The Fearless Fund’s grant program was already ‘in jeopardy’ before the case

The Fearless Fund’s Strivers Grant Program was already in jeopardy before Edward Blum’s American Alliance for Equal Rights sued it in August, according to documents reviewed by TechCrunch.

In June, just two months before the lawsuit was filed, the foundation arm of the fund held an offsite company where it labeled the Strivers Grant Program, sponsored by Mastercard, as “at risk.” The briefing document notes that Mastercard cut funding to the program after the organization initially made a five-year pledge to give money to Black founders. According to the document, Mastercard “no longer likes the original reason.”
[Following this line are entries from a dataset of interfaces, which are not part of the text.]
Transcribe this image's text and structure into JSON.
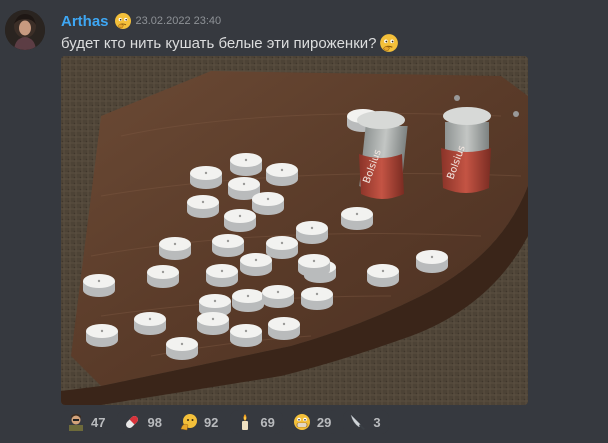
{
  "message": {
    "username": "Arthas",
    "timestamp": "23.02.2022 23:40",
    "text": "будет кто нить кушать белые эти пироженки?",
    "username_color": "#3ea7f4"
  },
  "attachment": {
    "candle_label": "Bolsius"
  },
  "reactions": [
    {
      "icon": "person-emote-icon",
      "count": "47"
    },
    {
      "icon": "pill-icon",
      "count": "98"
    },
    {
      "icon": "thinking-hand-emote-icon",
      "count": "92"
    },
    {
      "icon": "candle-icon",
      "count": "69"
    },
    {
      "icon": "grimace-emote-icon",
      "count": "29"
    },
    {
      "icon": "knife-icon",
      "count": "3"
    }
  ]
}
It also noted that there were several departmental changes within Mastercard, although it was not clear how this affected the funding for the grant. The news comes as the grant faces a historic lawsuit by the AAER, which says the Strivers Grant discriminates against non-Black founders by only awarding grant money to Black women. A judge issued a temporary injunction against the grant, meaning the Fearless Fund is barred indefinitely from awarding it.

In response to TechCrunch, Arian Simone, co-founder and CEO of Fearless Fund, did not directly address whether the fund is still working with Mastercard. “We’re giving women of color access to capital that historically hasn’t been available to them,” she said. “Our partnerships with companies, including Mastercard, give these women the opportunity to realize their business dreams.”
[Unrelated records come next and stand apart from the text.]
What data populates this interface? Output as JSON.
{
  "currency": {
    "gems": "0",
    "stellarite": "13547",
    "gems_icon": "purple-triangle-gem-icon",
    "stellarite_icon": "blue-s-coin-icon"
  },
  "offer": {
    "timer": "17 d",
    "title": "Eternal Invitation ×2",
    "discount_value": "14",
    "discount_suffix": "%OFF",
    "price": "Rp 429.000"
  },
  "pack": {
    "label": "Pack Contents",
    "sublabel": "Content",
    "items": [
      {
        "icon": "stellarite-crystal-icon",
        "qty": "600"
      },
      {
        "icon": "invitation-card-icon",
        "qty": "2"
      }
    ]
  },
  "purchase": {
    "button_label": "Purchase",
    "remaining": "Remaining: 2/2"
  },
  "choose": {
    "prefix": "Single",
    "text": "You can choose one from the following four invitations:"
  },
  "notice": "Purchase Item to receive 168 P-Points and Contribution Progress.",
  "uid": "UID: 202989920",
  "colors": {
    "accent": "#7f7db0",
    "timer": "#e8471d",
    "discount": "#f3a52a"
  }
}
Mastercard also did not directly address whether it was still working with the Fearless Fund, but said “there has been no change in the commitments we have made, including our long-standing support of small business owners, entrepreneurs and underserved communities. Our work, products, and services help drive their growth, protect them from fraud, and create more opportunities for all of us.
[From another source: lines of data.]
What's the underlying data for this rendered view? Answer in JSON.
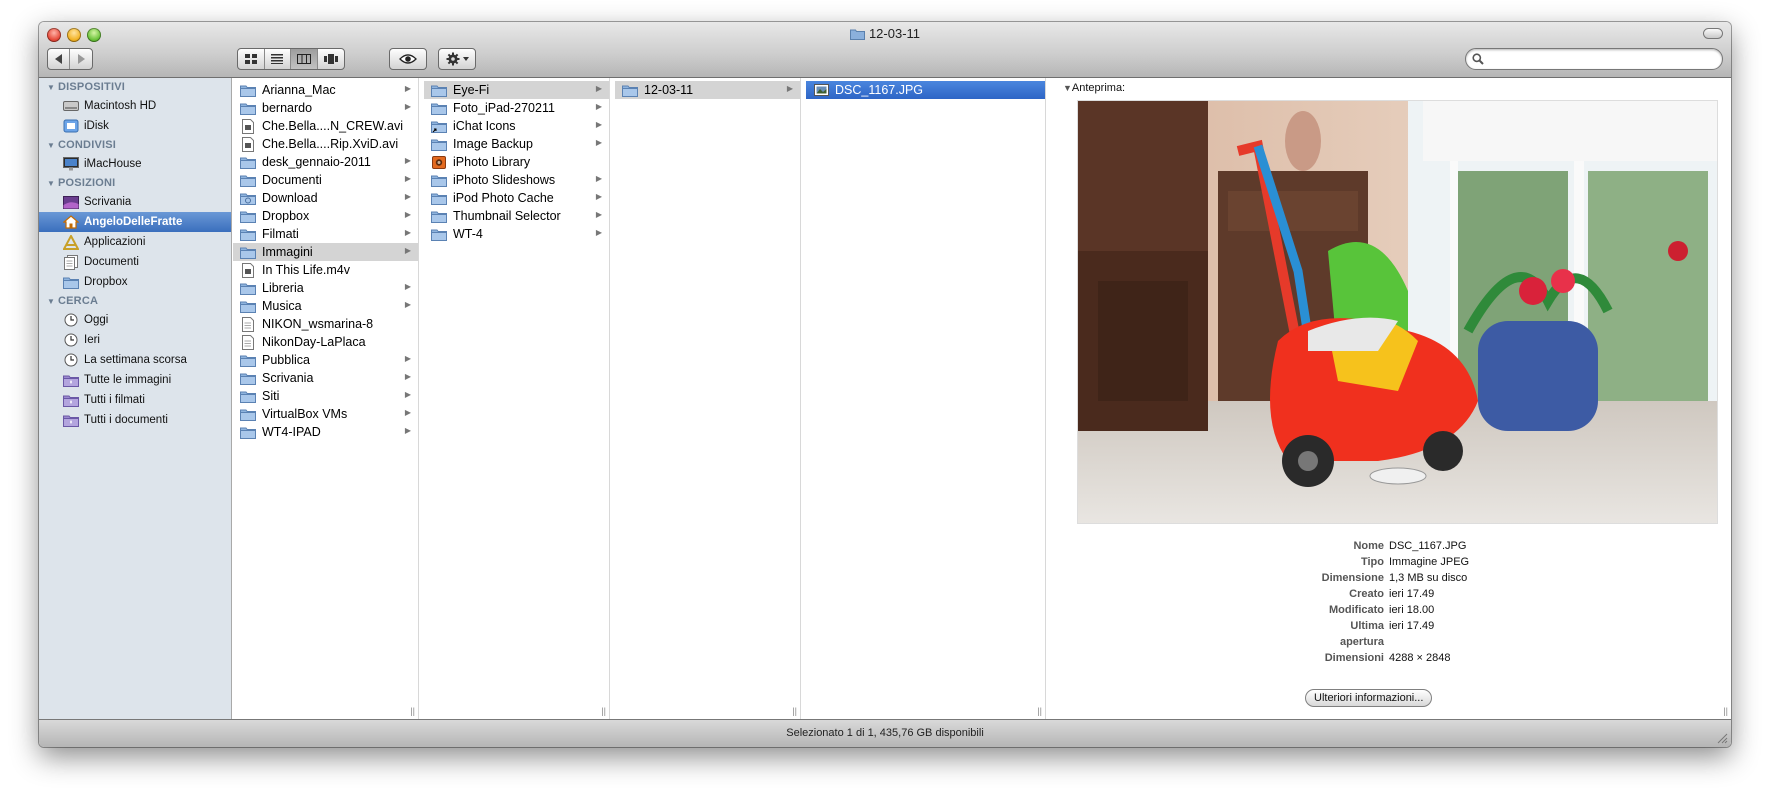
{
  "window": {
    "title": "12-03-11"
  },
  "toolbar": {
    "search_placeholder": ""
  },
  "sidebar": {
    "sections": [
      {
        "title": "DISPOSITIVI",
        "items": [
          {
            "label": "Macintosh HD",
            "icon": "hard-disk-icon"
          },
          {
            "label": "iDisk",
            "icon": "idisk-icon"
          }
        ]
      },
      {
        "title": "CONDIVISI",
        "items": [
          {
            "label": "iMacHouse",
            "icon": "imac-icon"
          }
        ]
      },
      {
        "title": "POSIZIONI",
        "items": [
          {
            "label": "Scrivania",
            "icon": "desktop-icon"
          },
          {
            "label": "AngeloDelleFratte",
            "icon": "home-icon",
            "selected": true
          },
          {
            "label": "Applicazioni",
            "icon": "applications-icon"
          },
          {
            "label": "Documenti",
            "icon": "documents-icon"
          },
          {
            "label": "Dropbox",
            "icon": "folder-icon"
          }
        ]
      },
      {
        "title": "CERCA",
        "items": [
          {
            "label": "Oggi",
            "icon": "clock-icon"
          },
          {
            "label": "Ieri",
            "icon": "clock-icon"
          },
          {
            "label": "La settimana scorsa",
            "icon": "clock-icon"
          },
          {
            "label": "Tutte le immagini",
            "icon": "smart-folder-icon"
          },
          {
            "label": "Tutti i filmati",
            "icon": "smart-folder-icon"
          },
          {
            "label": "Tutti i documenti",
            "icon": "smart-folder-icon"
          }
        ]
      }
    ]
  },
  "columns": [
    {
      "items": [
        {
          "label": "Arianna_Mac",
          "icon": "folder-icon",
          "arrow": true
        },
        {
          "label": "bernardo",
          "icon": "folder-icon",
          "arrow": true
        },
        {
          "label": "Che.Bella....N_CREW.avi",
          "icon": "video-file-icon"
        },
        {
          "label": "Che.Bella....Rip.XviD.avi",
          "icon": "video-file-icon"
        },
        {
          "label": "desk_gennaio-2011",
          "icon": "folder-icon",
          "arrow": true
        },
        {
          "label": "Documenti",
          "icon": "folder-icon",
          "arrow": true
        },
        {
          "label": "Download",
          "icon": "downloads-folder-icon",
          "arrow": true
        },
        {
          "label": "Dropbox",
          "icon": "folder-icon",
          "arrow": true
        },
        {
          "label": "Filmati",
          "icon": "folder-icon",
          "arrow": true
        },
        {
          "label": "Immagini",
          "icon": "folder-icon",
          "arrow": true,
          "state": "path"
        },
        {
          "label": "In This Life.m4v",
          "icon": "video-file-icon"
        },
        {
          "label": "Libreria",
          "icon": "folder-icon",
          "arrow": true
        },
        {
          "label": "Musica",
          "icon": "folder-icon",
          "arrow": true
        },
        {
          "label": "NIKON_wsmarina-8",
          "icon": "document-icon"
        },
        {
          "label": "NikonDay-LaPlaca",
          "icon": "document-icon"
        },
        {
          "label": "Pubblica",
          "icon": "folder-icon",
          "arrow": true
        },
        {
          "label": "Scrivania",
          "icon": "folder-icon",
          "arrow": true
        },
        {
          "label": "Siti",
          "icon": "folder-icon",
          "arrow": true
        },
        {
          "label": "VirtualBox VMs",
          "icon": "folder-icon",
          "arrow": true
        },
        {
          "label": "WT4-IPAD",
          "icon": "folder-icon",
          "arrow": true
        }
      ]
    },
    {
      "items": [
        {
          "label": "Eye-Fi",
          "icon": "folder-icon",
          "arrow": true,
          "state": "path"
        },
        {
          "label": "Foto_iPad-270211",
          "icon": "folder-icon",
          "arrow": true
        },
        {
          "label": "iChat Icons",
          "icon": "alias-folder-icon",
          "arrow": true
        },
        {
          "label": "Image Backup",
          "icon": "folder-icon",
          "arrow": true
        },
        {
          "label": "iPhoto Library",
          "icon": "iphoto-library-icon"
        },
        {
          "label": "iPhoto Slideshows",
          "icon": "folder-icon",
          "arrow": true
        },
        {
          "label": "iPod Photo Cache",
          "icon": "folder-icon",
          "arrow": true
        },
        {
          "label": "Thumbnail Selector",
          "icon": "folder-icon",
          "arrow": true
        },
        {
          "label": "WT-4",
          "icon": "folder-icon",
          "arrow": true
        }
      ]
    },
    {
      "items": [
        {
          "label": "12-03-11",
          "icon": "folder-icon",
          "arrow": true,
          "state": "path"
        }
      ]
    },
    {
      "items": [
        {
          "label": "DSC_1167.JPG",
          "icon": "image-file-icon",
          "state": "selected"
        }
      ]
    }
  ],
  "preview": {
    "heading": "Anteprima:",
    "info": [
      {
        "key": "Nome",
        "value": "DSC_1167.JPG"
      },
      {
        "key": "Tipo",
        "value": "Immagine JPEG"
      },
      {
        "key": "Dimensione",
        "value": "1,3 MB su disco"
      },
      {
        "key": "Creato",
        "value": "ieri 17.49"
      },
      {
        "key": "Modificato",
        "value": "ieri 18.00"
      },
      {
        "key": "Ultima\napertura",
        "value": "ieri 17.49"
      },
      {
        "key": "Dimensioni",
        "value": "4288 × 2848"
      }
    ],
    "more_button": "Ulteriori informazioni..."
  },
  "status": {
    "text": "Selezionato 1 di 1, 435,76 GB disponibili"
  },
  "colors": {
    "sidebar_bg": "#dde4eb",
    "selection": "#3a6fbd",
    "path_highlight": "#d4d4d4"
  }
}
Mastercard and Fearless Fund partnered in 2021 to launch the Strivers Grant Program, with the goal of giving Black women-owned small businesses grants and access to mentorship. It is part of “Mastercard”Strivers initiative,” which was launched to help promote Black women business owners. In 2020, Mastercard announced a $500 million commitment to invest in the Black community to help close the racial wealth gap. The organization followed many others at the time that were under a lot of pressure to start supporting the Black community after the killing of George Floyd.

This year, Mastercard’s donation to the Fearless Fund seeks to grant four Black women $20,000 for the entire year; the final entry period was set to close just days before the AAER filed its lawsuit, we previously reported.

The briefing document shows that in June, the Fearless Fund plans to renew the grant and that there will be “MC strategic planning” in the month of October, where they hope to help Mastercard “feel special” and to “fuel ego.” The Fearless Fund wants two more years of the partnership, each short. In the same month, TechCrunch wrote that the venture arm of Fearless Fund announced a multi-million-dollar follow-on round for its second fund, with Bank of America, Costco and Mastercard as investors. It’s unclear whether AAER’s lawsuit against the grant has affected its relationship with Mastercard or other investors and partners working with the Fearless Fund.

Leave a comment